Our pre-Commons stage take was that Johnson is best placed to do so on time. As ballot papers are returned, we stick by that judgement.
Plus: How I was booed in Birmingham. On to Nottingham…via Exeter. And: who would I vote for, if I had a vote?
The present election will turn on whether MPs and activists put national popularity before ideological soundness.
This is your chance to scrutinise the men and women who are competing to become the next Party Leader and Prime Minister.
Plus a sixth, less formal, question: are they ridiculous?
The 1922 Committee Executive has already pointed her towards the exit door. It should now take her gently by the arm, and steer her through it as soon as possible.
In a field this crowded and with an electorate so, er, sophisticated, make no assumptions about which names will be forwarded to Party members.
No one has a prayer of bringing voters back to the Party if they don’t get on their knees and beg for forgiveness from the electorate.

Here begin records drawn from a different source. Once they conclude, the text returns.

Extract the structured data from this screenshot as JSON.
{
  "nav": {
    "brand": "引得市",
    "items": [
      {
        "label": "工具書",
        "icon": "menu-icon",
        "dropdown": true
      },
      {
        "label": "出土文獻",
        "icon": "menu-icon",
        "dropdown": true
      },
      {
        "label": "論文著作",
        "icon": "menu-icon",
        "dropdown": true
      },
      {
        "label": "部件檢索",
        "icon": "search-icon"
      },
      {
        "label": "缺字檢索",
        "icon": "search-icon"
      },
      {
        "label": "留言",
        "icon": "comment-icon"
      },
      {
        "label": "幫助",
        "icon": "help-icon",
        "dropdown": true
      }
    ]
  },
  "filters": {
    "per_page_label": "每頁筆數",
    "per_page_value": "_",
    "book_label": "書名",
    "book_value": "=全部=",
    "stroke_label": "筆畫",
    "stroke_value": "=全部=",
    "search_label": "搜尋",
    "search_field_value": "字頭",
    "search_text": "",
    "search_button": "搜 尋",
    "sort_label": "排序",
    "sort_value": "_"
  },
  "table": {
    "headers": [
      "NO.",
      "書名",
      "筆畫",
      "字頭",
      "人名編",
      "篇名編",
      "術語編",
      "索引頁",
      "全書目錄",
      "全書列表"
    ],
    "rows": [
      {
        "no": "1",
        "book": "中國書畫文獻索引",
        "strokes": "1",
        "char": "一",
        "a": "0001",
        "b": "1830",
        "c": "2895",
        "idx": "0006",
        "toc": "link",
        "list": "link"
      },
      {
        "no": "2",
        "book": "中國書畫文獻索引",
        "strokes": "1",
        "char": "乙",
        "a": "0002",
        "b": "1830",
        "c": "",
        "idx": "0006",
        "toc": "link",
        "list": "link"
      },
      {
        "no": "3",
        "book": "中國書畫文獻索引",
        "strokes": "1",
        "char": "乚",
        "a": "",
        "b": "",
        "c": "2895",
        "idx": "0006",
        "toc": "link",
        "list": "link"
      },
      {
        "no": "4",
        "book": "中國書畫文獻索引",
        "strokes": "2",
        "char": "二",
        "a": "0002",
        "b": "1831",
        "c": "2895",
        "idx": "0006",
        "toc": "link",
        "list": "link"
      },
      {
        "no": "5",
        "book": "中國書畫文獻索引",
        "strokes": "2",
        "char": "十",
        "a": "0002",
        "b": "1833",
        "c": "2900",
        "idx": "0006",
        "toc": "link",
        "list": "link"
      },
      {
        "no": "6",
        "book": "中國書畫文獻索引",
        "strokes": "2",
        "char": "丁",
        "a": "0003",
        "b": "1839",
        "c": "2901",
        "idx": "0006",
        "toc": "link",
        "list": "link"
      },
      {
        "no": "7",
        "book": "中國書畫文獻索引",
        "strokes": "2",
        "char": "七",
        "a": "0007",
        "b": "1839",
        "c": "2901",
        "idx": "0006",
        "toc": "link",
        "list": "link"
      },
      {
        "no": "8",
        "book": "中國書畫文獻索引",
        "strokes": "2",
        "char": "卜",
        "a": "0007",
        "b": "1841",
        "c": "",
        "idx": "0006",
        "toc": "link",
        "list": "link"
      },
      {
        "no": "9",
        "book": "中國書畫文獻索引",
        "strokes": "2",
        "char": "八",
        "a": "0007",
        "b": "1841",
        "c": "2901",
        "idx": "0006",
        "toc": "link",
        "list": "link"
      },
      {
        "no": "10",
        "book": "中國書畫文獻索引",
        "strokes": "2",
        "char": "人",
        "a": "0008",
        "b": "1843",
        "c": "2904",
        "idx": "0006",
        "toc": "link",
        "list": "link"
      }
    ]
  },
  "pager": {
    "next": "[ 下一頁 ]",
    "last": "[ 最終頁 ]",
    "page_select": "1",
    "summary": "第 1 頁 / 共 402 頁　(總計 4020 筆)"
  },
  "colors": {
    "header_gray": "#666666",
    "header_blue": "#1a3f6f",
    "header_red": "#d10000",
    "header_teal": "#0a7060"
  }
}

These are the people who give up their free time to knock on doors around the country, and take the heat for the Government’s failure to deliver Brexit.
The contest may or may not produce a Snow White. But statistically, there are bound to be more than seven dwarves.
P.S: We carry pieces and speeches from all types of Ministers – including one from the Work and Pensions Secretary herself yesterday.
His sacking is more evidence, were it needed, of the tensions that tear at the Tory coalition – and threaten to render it unsustainable.
Our Executive Editor discusses disillusioned members, internal democracy, and allegations of UKIP infiltration on BBC Radio Four.
We have secured legally-binding changes which address MPs’ concerns about the need to protect the UK from being stuck in the backstop against its will.
As the motion that was passed by the National Convention says, Conservative MPs need to honour their manifesto pledges.